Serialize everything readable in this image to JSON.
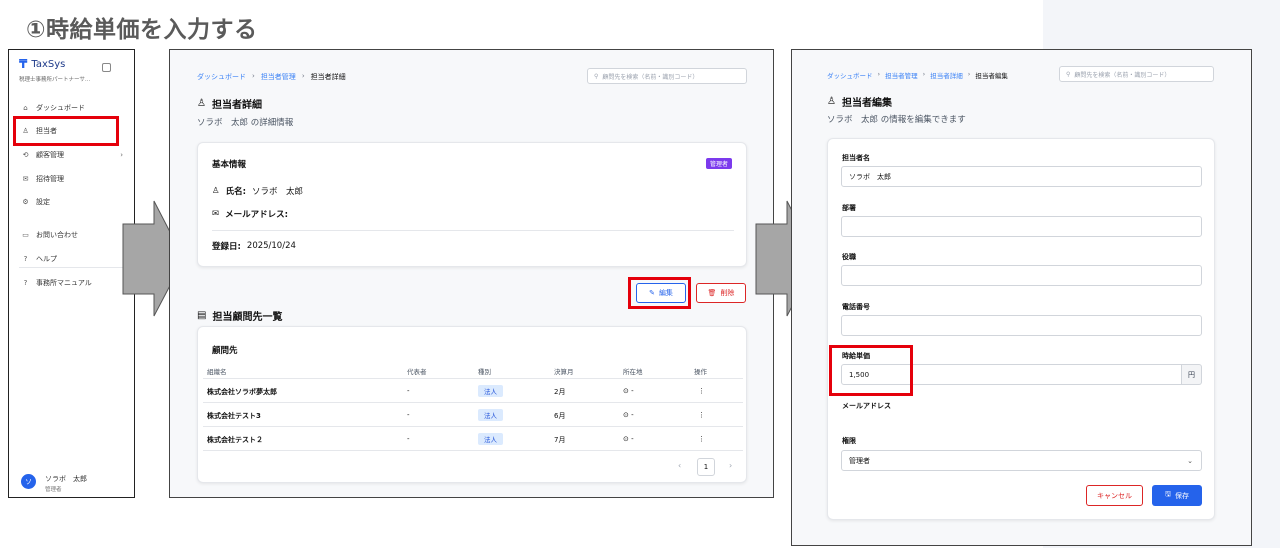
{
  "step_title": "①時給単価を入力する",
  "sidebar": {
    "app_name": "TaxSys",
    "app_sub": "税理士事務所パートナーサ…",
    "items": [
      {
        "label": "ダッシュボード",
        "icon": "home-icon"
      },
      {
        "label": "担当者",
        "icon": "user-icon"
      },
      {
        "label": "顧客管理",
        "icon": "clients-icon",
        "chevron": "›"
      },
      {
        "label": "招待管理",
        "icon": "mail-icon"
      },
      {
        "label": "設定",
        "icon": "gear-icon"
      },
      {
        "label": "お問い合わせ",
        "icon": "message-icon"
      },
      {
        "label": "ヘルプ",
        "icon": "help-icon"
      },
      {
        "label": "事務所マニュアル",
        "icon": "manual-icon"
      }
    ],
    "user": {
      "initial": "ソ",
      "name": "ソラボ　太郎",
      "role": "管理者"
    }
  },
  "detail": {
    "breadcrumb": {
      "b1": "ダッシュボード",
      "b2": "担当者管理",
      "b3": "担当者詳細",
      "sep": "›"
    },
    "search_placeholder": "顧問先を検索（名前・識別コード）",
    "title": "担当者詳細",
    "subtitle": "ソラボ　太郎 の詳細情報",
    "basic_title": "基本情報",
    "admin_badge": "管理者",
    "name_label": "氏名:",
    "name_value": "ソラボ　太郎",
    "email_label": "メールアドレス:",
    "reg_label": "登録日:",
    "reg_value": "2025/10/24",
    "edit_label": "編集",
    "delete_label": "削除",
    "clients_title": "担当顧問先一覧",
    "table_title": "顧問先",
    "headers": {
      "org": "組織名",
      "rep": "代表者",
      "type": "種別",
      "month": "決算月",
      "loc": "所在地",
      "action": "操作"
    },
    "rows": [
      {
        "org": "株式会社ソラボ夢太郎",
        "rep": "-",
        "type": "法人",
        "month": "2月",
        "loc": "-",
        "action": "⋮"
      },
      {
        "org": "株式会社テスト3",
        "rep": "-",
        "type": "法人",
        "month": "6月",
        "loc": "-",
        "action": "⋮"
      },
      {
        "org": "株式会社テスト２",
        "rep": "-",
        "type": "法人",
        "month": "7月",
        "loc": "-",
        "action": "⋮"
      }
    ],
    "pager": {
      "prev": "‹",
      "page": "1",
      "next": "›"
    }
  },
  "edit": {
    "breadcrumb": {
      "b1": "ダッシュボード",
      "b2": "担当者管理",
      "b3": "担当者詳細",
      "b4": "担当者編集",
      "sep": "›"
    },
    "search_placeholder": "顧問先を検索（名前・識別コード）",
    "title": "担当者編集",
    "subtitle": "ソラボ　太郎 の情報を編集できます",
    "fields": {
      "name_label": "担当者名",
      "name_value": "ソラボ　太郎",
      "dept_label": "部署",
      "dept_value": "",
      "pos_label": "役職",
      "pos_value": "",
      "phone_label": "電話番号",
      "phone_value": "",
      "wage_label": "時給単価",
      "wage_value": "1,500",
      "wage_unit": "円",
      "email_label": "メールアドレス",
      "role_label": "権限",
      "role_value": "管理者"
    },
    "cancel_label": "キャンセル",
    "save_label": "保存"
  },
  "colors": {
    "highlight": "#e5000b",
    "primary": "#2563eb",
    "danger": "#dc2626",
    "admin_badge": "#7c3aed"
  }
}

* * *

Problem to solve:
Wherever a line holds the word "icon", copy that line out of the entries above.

Answer to this task:
        "icon": "home-icon"
        "icon": "user-icon"
        "icon": "clients-icon",
        "icon": "mail-icon"
        "icon": "gear-icon"
        "icon": "message-icon"
        "icon": "help-icon"
        "icon": "manual-icon"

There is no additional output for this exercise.